Think you’ve got what it takes to be a call center agent? In this continually expanding industry, there’s a reason these positions tend to have high turnover rates–they can be a true test of patience, problem solving, and customer service. But for those who land the job, it can be rewarding and help build an arsenal of transferable skills. If you’re prepping for a call center interview, you can be sure you may be asked some variation of the following interview questions:
Describe a time when you had to deal with an irate customer who was abusive? How did you handle it?
This question is all about your composure and ability to problem solve under pressure while remembering that you represent the company at all times.
Are you proficient in using different software? What are your computer skills?
Most call centers use sophisticated software tailored to their needs. Hiring managers are looking for fast learners who can master new computer skills and programs quickly.
How do you calm down an angry customer?
The interviewer is looking for a person who can problem solve and put into action a plan to turn an upset customer's attitude around. If you have prior examples, feel free to showcase them.
Is the customer always right? why?
There is no right answer to this question. It's about evaluating how you view the customer in relationship to the company or brand.
Describe a situation when a customer really upset you but you had to remain composed.
Working in any customer service related role often requires separating your emotions from the job, but everyone has their breaking point. Can you still maintain focus and composure when you reach yours?
What do you consider late?
Call centers operate like clock-work and schedules are extremely important to maintain adequate coverage during peak hours.
Where do you see yourself in 5 years?
Because of the high rate of turnover in these positions, hiring managers are looking for people with staying power in the organization.
Tell me how you handle a repetitive task.

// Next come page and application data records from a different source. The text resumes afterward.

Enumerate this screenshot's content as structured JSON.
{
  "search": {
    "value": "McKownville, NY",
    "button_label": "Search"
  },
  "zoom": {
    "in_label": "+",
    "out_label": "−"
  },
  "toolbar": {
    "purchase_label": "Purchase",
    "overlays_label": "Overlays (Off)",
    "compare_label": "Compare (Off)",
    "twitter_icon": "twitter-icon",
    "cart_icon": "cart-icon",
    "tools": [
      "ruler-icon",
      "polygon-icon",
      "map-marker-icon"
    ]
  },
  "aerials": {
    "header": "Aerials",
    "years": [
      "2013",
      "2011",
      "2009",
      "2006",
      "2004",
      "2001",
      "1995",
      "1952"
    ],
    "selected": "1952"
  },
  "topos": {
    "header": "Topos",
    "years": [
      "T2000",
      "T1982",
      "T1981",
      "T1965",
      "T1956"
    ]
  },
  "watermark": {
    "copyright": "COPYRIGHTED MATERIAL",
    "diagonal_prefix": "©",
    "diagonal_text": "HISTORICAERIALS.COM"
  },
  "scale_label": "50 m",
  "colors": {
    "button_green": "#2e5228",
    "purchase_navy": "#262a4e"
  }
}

If you don't like rote tasks, this may not be the position for you. Interviewers are looking for people comfortable with repetition and routine.
Describe a situation when you had to change your approach because your first attempts to persuade a customer failed.

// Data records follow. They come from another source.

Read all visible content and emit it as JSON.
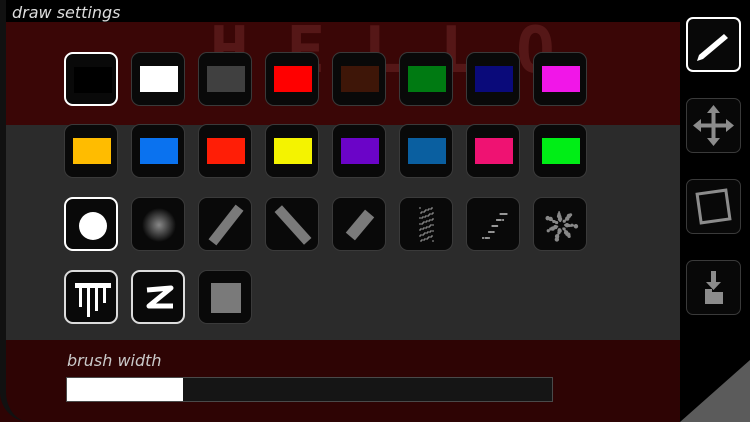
{
  "title": "draw settings",
  "background_text": "HELLO",
  "colors": [
    {
      "name": "black",
      "hex": "#000000",
      "selected": true
    },
    {
      "name": "white",
      "hex": "#ffffff"
    },
    {
      "name": "gray",
      "hex": "#404040"
    },
    {
      "name": "red",
      "hex": "#ff0000"
    },
    {
      "name": "brown",
      "hex": "#3e1608"
    },
    {
      "name": "green",
      "hex": "#007a12"
    },
    {
      "name": "navy",
      "hex": "#0a0a7a"
    },
    {
      "name": "magenta",
      "hex": "#f116e8"
    },
    {
      "name": "orange",
      "hex": "#ffbc00"
    },
    {
      "name": "blue",
      "hex": "#0a72ef"
    },
    {
      "name": "red-orange",
      "hex": "#ff1e06"
    },
    {
      "name": "yellow",
      "hex": "#f4f300"
    },
    {
      "name": "purple",
      "hex": "#6b04c8"
    },
    {
      "name": "steel-blue",
      "hex": "#0a5fa0"
    },
    {
      "name": "pink",
      "hex": "#ef1272"
    },
    {
      "name": "lime",
      "hex": "#00ee16"
    }
  ],
  "brushes": [
    {
      "name": "round-hard",
      "selected": true
    },
    {
      "name": "round-soft"
    },
    {
      "name": "chisel-diagonal-right"
    },
    {
      "name": "chisel-diagonal-left"
    },
    {
      "name": "chisel-small"
    },
    {
      "name": "spray-fine"
    },
    {
      "name": "spray-streak"
    },
    {
      "name": "splatter"
    },
    {
      "name": "drip"
    },
    {
      "name": "zigzag-marker"
    },
    {
      "name": "square"
    }
  ],
  "brush_width": {
    "label": "brush width",
    "value": 0.24
  },
  "sidebar": {
    "tools": [
      {
        "name": "pencil-tool",
        "icon": "pencil-icon",
        "active": true
      },
      {
        "name": "move-tool",
        "icon": "move-arrows-icon"
      },
      {
        "name": "canvas-tool",
        "icon": "canvas-frame-icon"
      },
      {
        "name": "save-tool",
        "icon": "download-folder-icon"
      }
    ]
  }
}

This question tests your ability to think of multiple solutions and approaches to a problem.
Explain an occasion when you went that extra mile at work or out of your way to help someone.
This is a great customer service question that allows you to showcase your strengths in building customer loyalty.
Give me an example of a decision you had to make quickly while dealing with a customer recently.
As a call center agent, you usually only have one phone conversation to make things right. The ability to think on your feet is a critical part of the role.
If you land a job as a call center agent, the number one skill you need is the ability to communicate clearly and efficiently through your voice. For these positions, hiring managers tend to be more attentive to the way you carry your voice and what you have to say rather than your overall demeanor because of the hours of time on the phone the job requires. If you take time to prepare thoughtful answers to the questions above and have a good understanding of their relevance to the position alongside an understanding of the company culture, you'll be one step closer to a successful interview.